lectual. I mean that ihe source of pleasure is exactly the same as in most of my problems in morphology— that you have the theme in one of the old master's works followed out in all its endless variations, always appearing and always remindingyou of unity in variety. So in painting; what is called truth to nature is the intellectual element coming in, and truth to nature de­pends entirely upon the intellectual culture of the per­son to whom art is addressed. If you are in Austra­lia, you may get the credit for being a good artist—I mean among the natives—if you can draw a kangaroo after a fashion. But among men of higher civilization the intellectual knowledge we possess brings its criti cism into our appreciation of works of art, and we are obliged to satisfy it as well as the mere sense of beauty
Italian Melody.
in color and in outline. And so the higherthe culture and information of those whom art addresses, the more exact and precise must be what we call its " truth to nature." If we turn to literature the same thing is true, and you find works of literature which may be said to be pure art. A little song of Shakespeare or at Goethe is pure art, although its intellectual content mav be nothing. A series of pictures is made to pass before your minds by the meaning of words, and the effect is a melody of ideas. And if you will let me for a moment speak of the very highest forms of litera­ture, do we not regard them as highest simply because the more we know the truer they seem, and the more competent we are to appreciate beauty the more beau­tiful they are ? Xo man ever understands Shakespeare
until he is old, though the youngest may admire him; the reason being that he satisfies the artistic instinct of the youngest and harmonizes with the ripest and rich­est experience of the oldest.

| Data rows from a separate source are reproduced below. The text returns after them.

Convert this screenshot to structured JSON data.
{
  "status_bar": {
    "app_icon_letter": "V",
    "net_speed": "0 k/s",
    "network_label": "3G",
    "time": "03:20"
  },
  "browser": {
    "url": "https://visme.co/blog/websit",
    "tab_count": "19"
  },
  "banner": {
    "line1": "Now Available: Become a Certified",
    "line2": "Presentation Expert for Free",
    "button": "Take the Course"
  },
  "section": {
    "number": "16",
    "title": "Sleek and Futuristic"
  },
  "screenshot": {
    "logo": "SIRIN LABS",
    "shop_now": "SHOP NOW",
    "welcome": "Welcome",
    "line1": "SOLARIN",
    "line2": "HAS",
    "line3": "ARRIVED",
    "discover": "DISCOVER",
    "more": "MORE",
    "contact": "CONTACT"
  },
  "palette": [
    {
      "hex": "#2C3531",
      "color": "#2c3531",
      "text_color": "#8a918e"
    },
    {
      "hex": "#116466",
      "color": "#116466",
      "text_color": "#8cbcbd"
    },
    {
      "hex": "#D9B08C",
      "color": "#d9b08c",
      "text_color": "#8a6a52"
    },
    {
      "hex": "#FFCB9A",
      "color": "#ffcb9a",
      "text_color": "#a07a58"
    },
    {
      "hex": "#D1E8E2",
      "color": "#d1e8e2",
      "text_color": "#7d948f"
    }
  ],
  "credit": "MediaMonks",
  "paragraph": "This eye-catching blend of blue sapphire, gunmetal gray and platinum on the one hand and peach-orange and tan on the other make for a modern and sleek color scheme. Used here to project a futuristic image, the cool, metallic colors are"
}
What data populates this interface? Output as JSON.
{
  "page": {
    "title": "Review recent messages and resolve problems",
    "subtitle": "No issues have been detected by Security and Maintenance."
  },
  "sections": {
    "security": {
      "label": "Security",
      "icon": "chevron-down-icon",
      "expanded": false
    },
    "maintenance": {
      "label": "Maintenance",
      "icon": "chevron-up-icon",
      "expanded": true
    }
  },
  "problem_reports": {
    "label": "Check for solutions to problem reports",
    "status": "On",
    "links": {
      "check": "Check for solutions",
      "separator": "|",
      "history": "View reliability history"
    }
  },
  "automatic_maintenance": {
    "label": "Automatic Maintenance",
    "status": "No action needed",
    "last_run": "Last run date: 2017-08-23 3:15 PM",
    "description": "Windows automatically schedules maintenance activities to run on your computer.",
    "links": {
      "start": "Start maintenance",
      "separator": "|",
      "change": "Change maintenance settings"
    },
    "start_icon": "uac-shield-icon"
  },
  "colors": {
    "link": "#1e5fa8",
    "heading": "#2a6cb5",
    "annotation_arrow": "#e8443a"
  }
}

It is not a question whether one order of study or another should pre­dominate, but rather of what topics of education you shall select, combining all the needful elements in such due proportion as to give the greatest amount of food and support and encouragement to those faculties which enable us to appreciate truth, and to profit by those sources of innocent happiness which are open to us, and at the same time to avoid that which is bad and coarse and ugly, and to keep clear of the multitude of pitfalls and dangers which beset those who break through the natural or moral laws.— T/tos. II. Huxhy.

E-Book - An Annotated Compendium of Old Time American Songs by James Alverson III